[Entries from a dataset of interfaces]
┌──

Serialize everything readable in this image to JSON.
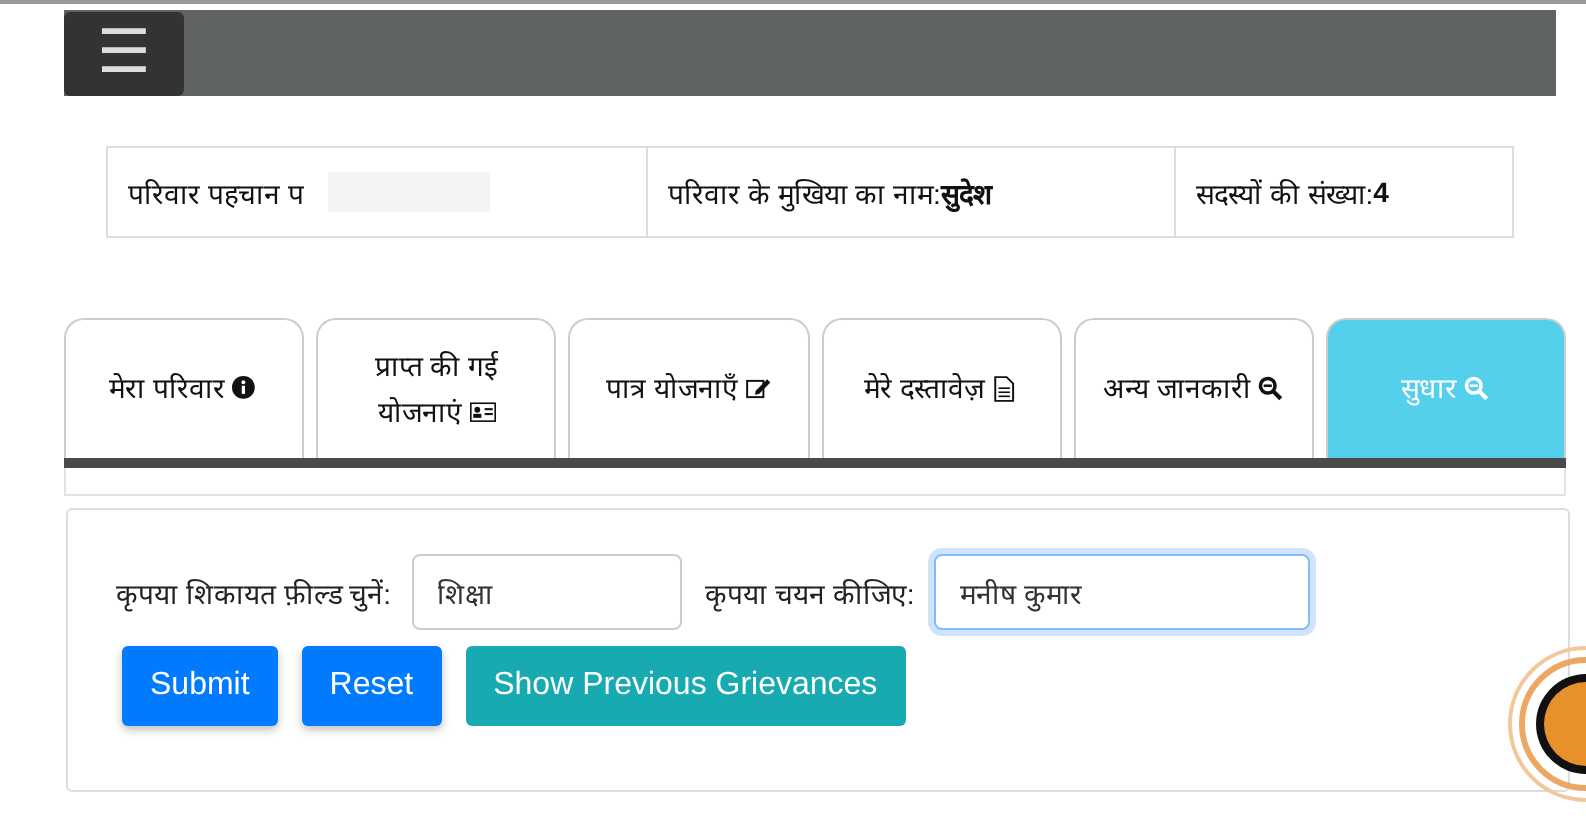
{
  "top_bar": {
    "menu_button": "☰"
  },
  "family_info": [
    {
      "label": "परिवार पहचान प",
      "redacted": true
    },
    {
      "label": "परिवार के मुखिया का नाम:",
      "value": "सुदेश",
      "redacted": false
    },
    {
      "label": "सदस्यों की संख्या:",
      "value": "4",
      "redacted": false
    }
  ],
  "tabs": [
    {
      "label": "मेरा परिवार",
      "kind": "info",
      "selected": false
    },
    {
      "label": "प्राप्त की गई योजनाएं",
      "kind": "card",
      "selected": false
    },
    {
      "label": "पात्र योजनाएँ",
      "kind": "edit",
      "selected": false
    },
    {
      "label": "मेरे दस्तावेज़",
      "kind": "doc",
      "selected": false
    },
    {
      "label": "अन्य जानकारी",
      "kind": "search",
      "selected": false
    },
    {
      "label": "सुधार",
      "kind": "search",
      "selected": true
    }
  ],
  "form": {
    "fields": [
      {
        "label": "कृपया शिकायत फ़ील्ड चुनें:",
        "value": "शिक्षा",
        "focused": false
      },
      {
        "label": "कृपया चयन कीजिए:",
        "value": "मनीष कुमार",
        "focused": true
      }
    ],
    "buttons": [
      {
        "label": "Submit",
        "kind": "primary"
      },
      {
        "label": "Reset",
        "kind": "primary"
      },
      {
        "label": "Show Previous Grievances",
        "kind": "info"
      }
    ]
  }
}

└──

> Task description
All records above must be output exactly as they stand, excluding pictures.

> The completed task
Serialize everything readable in this image to JSON.
{
  "top_bar": {
    "menu_button": "☰"
  },
  "family_info": [
    {
      "label": "परिवार पहचान प",
      "redacted": true
    },
    {
      "label": "परिवार के मुखिया का नाम:",
      "value": "सुदेश",
      "redacted": false
    },
    {
      "label": "सदस्यों की संख्या:",
      "value": "4",
      "redacted": false
    }
  ],
  "tabs": [
    {
      "label": "मेरा परिवार",
      "kind": "info",
      "selected": false
    },
    {
      "label": "प्राप्त की गई योजनाएं",
      "kind": "card",
      "selected": false
    },
    {
      "label": "पात्र योजनाएँ",
      "kind": "edit",
      "selected": false
    },
    {
      "label": "मेरे दस्तावेज़",
      "kind": "doc",
      "selected": false
    },
    {
      "label": "अन्य जानकारी",
      "kind": "search",
      "selected": false
    },
    {
      "label": "सुधार",
      "kind": "search",
      "selected": true
    }
  ],
  "form": {
    "fields": [
      {
        "label": "कृपया शिकायत फ़ील्ड चुनें:",
        "value": "शिक्षा",
        "focused": false
      },
      {
        "label": "कृपया चयन कीजिए:",
        "value": "मनीष कुमार",
        "focused": true
      }
    ],
    "buttons": [
      {
        "label": "Submit",
        "kind": "primary"
      },
      {
        "label": "Reset",
        "kind": "primary"
      },
      {
        "label": "Show Previous Grievances",
        "kind": "info"
      }
    ]
  }
}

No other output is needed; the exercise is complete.